Earth Today | Climate change: A chance for reimagined development options
CLIMATE CHANGE is a clear and present danger to Caribbean small island developing states (SIDS), but it also presents opportunities for reimagined sustainable development.
This is the word from Dr Michelle Mycoo, in her 2017 research paper ‘Beyond 1.5 degrees Celsius: Vulnerabilities and adaptation strategies for Caribbean SIDS’.
“Global warming of 1.5 degrees Celsius above pre-industrial levels and a commensurate increase in global greenhouse gas emissions pose an unprecedented danger to human settlements, livelihoods and the sustainable development of SIDS, yet these challenges present tremendous opportunities to rethink development pathways,” writes Mycoo.
According to the researcher, Caribbean SIDS have been leaders in the application of adaptation strategies in their response to climate change, which has manifested in ways, including not only temperature increases – the likes of which was felt in Jamaica this past summer – but also sea level rise and extreme weather events, notably hurricanes and droughts.
Devastating consequences if temperature rises
Still, Mycoo cautioned, “despite international cooperation and regional collaboration, if the global temperature rises beyond the 1.5 degrees Celsius target set under the COP21 (Conference of the Parties to the United Nations Framework Convention on Climate Change), the Caribbean Region will need to act speedily, though cautiously, to redress the devastating consequences”.
The 1.5 target was included as part of the historic Paris Agreement in 2015. Under that deal, world leaders pledged to hold “the increase in the global average temperature to well below 2 degrees Celsius above pre-industrial levels and pursuing efforts to limit the temperature increase to 1.5 degrees Celsius above pre-industrial levels, recognising that this would significantly reduce the risks and impacts of climate change”.
However, the world appears set on a path to exceed the two degrees target, thereby further compromising especially climate-vulnerable countries, such as those of the Caribbean with their small economies and having regard to their geographic location which puts many in the path of devastating hurricane events annually.
Mycoo, a lecturer at The University of the West Indies, St Augustine, has suggested a slew of options for Caribbean islands to ready themselves for temperatures that exceed 1.5 degrees Celsius.
- that Caribbean islands return to the use of the vernacular design where buildings were more energy efficient and better adapted to enhance natural ventilation and cooling as oppose to the current use of air conditioning;
- that urban planners promote the use of green infrastructure in cities to lower urban heat island impacts; and
- that Tree Preservation Orders are stringently enforced even as more open space, including urban parks, are preserved.
Beyond that, she recommended the establishment of integrated coastal zone management units that would help to “frame national guidelines on coastal management and beach restoration within each island”.
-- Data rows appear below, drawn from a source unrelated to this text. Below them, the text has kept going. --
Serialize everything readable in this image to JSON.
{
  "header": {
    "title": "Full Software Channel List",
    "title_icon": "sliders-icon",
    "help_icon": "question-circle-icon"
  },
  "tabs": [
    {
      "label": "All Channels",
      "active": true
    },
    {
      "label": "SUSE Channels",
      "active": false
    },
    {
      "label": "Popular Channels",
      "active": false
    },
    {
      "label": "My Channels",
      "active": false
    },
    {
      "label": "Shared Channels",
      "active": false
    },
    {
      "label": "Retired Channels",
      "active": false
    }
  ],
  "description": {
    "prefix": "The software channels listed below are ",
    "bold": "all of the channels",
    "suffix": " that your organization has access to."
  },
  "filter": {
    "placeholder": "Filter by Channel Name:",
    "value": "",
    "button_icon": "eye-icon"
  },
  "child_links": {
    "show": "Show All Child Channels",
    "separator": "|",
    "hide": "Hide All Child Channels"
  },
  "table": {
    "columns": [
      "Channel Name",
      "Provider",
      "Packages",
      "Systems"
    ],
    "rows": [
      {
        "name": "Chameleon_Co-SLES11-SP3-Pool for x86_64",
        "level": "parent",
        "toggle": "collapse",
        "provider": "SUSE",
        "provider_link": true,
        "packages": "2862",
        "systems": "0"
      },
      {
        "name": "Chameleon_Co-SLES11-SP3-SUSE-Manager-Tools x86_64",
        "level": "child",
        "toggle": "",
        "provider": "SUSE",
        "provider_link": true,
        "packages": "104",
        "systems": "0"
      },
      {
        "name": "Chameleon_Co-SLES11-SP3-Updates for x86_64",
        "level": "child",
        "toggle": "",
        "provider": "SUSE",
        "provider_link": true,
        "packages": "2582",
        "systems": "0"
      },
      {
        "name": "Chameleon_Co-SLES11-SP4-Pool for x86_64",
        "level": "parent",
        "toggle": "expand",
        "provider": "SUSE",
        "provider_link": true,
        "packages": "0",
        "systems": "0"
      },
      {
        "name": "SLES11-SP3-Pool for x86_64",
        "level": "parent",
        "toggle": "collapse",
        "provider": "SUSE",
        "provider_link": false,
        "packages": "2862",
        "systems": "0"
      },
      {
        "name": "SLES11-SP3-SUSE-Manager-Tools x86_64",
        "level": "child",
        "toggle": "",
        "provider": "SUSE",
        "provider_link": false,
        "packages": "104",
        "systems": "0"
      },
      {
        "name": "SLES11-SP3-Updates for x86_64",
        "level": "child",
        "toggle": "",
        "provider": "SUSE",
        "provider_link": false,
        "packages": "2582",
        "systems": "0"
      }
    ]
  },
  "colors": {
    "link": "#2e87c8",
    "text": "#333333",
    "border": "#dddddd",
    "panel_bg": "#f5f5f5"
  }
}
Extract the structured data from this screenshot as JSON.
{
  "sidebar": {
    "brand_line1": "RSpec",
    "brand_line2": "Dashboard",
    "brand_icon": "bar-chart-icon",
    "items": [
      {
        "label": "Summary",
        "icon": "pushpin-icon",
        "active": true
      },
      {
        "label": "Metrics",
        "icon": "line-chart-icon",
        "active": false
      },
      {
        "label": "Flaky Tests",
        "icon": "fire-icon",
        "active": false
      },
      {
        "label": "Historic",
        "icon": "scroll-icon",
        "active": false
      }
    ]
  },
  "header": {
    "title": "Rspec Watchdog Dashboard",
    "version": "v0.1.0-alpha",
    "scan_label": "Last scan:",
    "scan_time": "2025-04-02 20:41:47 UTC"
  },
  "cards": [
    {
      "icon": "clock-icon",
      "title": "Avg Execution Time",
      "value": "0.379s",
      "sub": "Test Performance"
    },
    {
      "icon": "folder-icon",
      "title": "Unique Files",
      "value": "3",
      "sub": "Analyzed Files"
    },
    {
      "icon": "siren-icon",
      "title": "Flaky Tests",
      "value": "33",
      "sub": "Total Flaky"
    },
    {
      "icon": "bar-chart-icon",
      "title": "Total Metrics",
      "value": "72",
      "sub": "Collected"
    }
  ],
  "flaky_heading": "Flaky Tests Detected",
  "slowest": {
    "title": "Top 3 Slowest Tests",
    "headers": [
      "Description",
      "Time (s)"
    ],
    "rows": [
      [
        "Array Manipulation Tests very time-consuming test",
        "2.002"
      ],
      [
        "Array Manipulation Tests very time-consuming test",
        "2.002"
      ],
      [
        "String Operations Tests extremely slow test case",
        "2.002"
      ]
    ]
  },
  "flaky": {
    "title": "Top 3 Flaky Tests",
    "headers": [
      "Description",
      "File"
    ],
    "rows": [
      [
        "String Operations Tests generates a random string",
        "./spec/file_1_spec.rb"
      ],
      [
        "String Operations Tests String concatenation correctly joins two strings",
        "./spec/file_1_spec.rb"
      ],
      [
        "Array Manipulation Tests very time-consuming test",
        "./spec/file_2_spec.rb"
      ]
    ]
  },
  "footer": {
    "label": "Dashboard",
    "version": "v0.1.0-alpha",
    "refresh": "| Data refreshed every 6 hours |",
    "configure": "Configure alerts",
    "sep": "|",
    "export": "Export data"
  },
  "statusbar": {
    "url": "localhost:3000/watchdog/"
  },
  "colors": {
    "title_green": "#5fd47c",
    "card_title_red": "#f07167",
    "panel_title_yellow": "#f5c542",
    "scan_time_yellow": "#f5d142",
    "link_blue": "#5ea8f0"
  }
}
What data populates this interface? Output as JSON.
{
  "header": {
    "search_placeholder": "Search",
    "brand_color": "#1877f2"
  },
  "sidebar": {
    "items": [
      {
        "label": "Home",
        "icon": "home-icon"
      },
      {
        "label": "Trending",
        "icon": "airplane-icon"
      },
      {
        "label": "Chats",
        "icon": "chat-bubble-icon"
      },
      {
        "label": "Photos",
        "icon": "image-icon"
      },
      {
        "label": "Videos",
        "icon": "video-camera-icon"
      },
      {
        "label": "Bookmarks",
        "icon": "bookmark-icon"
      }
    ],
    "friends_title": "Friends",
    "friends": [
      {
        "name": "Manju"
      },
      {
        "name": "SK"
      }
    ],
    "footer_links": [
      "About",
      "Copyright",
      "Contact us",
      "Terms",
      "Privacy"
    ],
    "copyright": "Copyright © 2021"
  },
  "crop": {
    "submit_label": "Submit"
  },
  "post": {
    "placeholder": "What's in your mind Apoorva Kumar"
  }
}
“International development agencies can play an instrumental role in funding studies on coastal dynamics and data collection which are integral to the establishment and functioning of an Integrated Coastal Zone Management Unit,” Mycoo added.
The researcher said the Caribbean must be given credit for its innovation in climate change adaptation to date though “the new challenge will be how to scale up and accelerate implementation of these strategies if temperature warming exceeds 1.5 degrees Celsius”.
“Prioritising practical adaptation options is essential for Caribbean SIDS given limited human, technical and financial resource capacity. Governments of the region need to prepare to protect their societies, economies and environments from impending change associated with exceeding the 1.5 degrees Celsius target,” Mycoo added.